Carrizo Oil & Gas, Inc. (NASDAQ:CRZO) Earns Among The Best Returns In Its Industry

Want to participate in a short research study? Help shape the future of investing tools and you could win a $250 gift card!

Today we are going to look at Carrizo Oil & Gas, Inc. (NASDAQ:CRZO) to see whether it might be an attractive investment prospect. Specifically, we’re going to calculate its Return On Capital Employed (ROCE), in the hopes of getting some insight into the business.

First of all, we’ll work out how to calculate ROCE. Second, we’ll look at its ROCE compared to similar companies. And finally, we’ll look at how its current liabilities are impacting its ROCE.

What is Return On Capital Employed (ROCE)?

ROCE is a measure of a company’s yearly pre-tax profit (its return), relative to the capital employed in the business. Generally speaking a higher ROCE is better. In brief, it is a useful tool, but it is not without drawbacks. Author Edwin Whiting says to be careful when comparing the ROCE of different businesses, since ‘No two businesses are exactly alike.’

How Do You Calculate Return On Capital Employed?

The formula for calculating the return on capital employed is:

Return on Capital Employed = Earnings Before Interest and Tax (EBIT) ÷ (Total Assets – Current Liabilities)

Or for Carrizo Oil & Gas:

0.14 = US$423m ÷ (US$3.6b – US$450m) (Based on the trailing twelve months to March 2019.)

So, Carrizo Oil & Gas has an ROCE of 14%.

See our latest analysis for Carrizo Oil & Gas

Is Carrizo Oil & Gas’s ROCE Good?

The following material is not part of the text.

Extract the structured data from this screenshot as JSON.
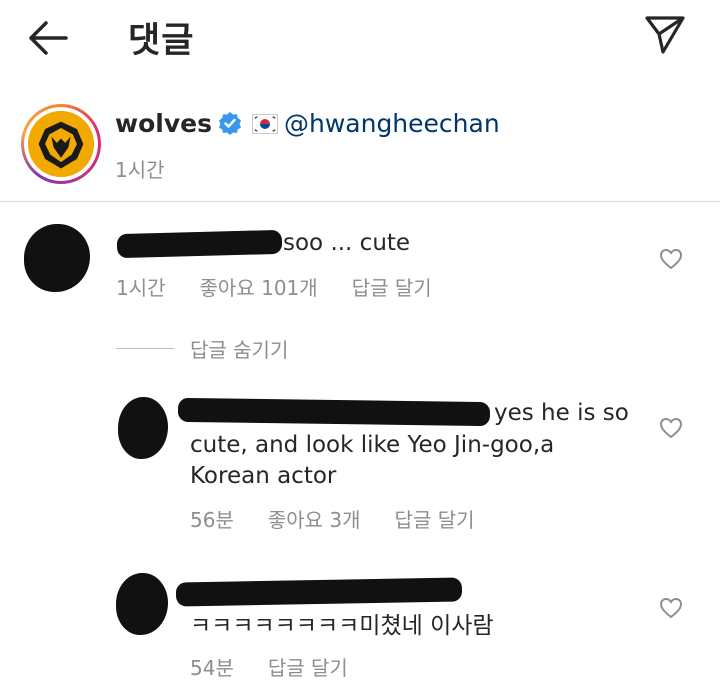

One way to assess ROCE is to compare similar companies. Using our data, we find that Carrizo Oil & Gas’s ROCE is meaningfully better than the 7.4% average in the Oil and Gas industry. We consider this a positive sign, because it suggests it uses capital more efficiently than similar companies. Regardless of where Carrizo Oil & Gas sits next to its industry, its ROCE in absolute terms appears satisfactory, and this company could be worth a closer look.

In our analysis, Carrizo Oil & Gas’s ROCE appears to be 14%, compared to 3 years ago, when its ROCE was 2.3%. This makes us wonder if the company is improving.

NasdaqGS:CRZO Past Revenue and Net Income, July 1st 2019
NasdaqGS:CRZO Past Revenue and Net Income, July 1st 2019

Remember that this metric is backwards looking – it shows what has happened in the past, and does not accurately predict the future. Companies in cyclical industries can be difficult to understand using ROCE, as returns typically look high during boom times, and low during busts. ROCE is only a point-in-time measure. We note Carrizo Oil & Gas could be considered a cyclical business. Future performance is what matters, and you can see analyst predictions in our free report on analyst forecasts for the company.

Carrizo Oil & Gas’s Current Liabilities And Their Impact On Its ROCE

Short term (or current) liabilities, are things like supplier invoices, overdrafts, or tax bills that need to be paid within 12 months. Due to the way the ROCE equation works, having large bills due in the near term can make it look as though a company has less capital employed, and thus a higher ROCE than usual. To check the impact of this, we calculate if a company has high current liabilities relative to its total assets.

Carrizo Oil & Gas has total assets of US$3.6b and current liabilities of US$450m. As a result, its current liabilities are equal to approximately 13% of its total assets. Low current liabilities are not boosting the ROCE too much.

Our Take On Carrizo Oil & Gas’s ROCE

Overall, Carrizo Oil & Gas has a decent ROCE and could be worthy of further research. Carrizo Oil & Gas shapes up well under this analysis, but it is far from the only business delivering excellent numbers . You might also want to check this free collection of companies delivering excellent earnings growth.

I will like Carrizo Oil & Gas better if I see some big insider buys. While we wait, check out this free list of growing companies with considerable, recent, insider buying.

We aim to bring you long-term focused research analysis driven by fundamental data. Note that our analysis may not factor in the latest price-sensitive company announcements or qualitative material.

If you spot an error that warrants correction, please contact the editor at editorial-team@simplywallst.com. This article by Simply Wall St is general in nature. It does not constitute a recommendation to buy or sell any stock, and does not take account of your objectives, or your financial situation. Simply Wall St has no position in the stocks mentioned. Thank you for reading.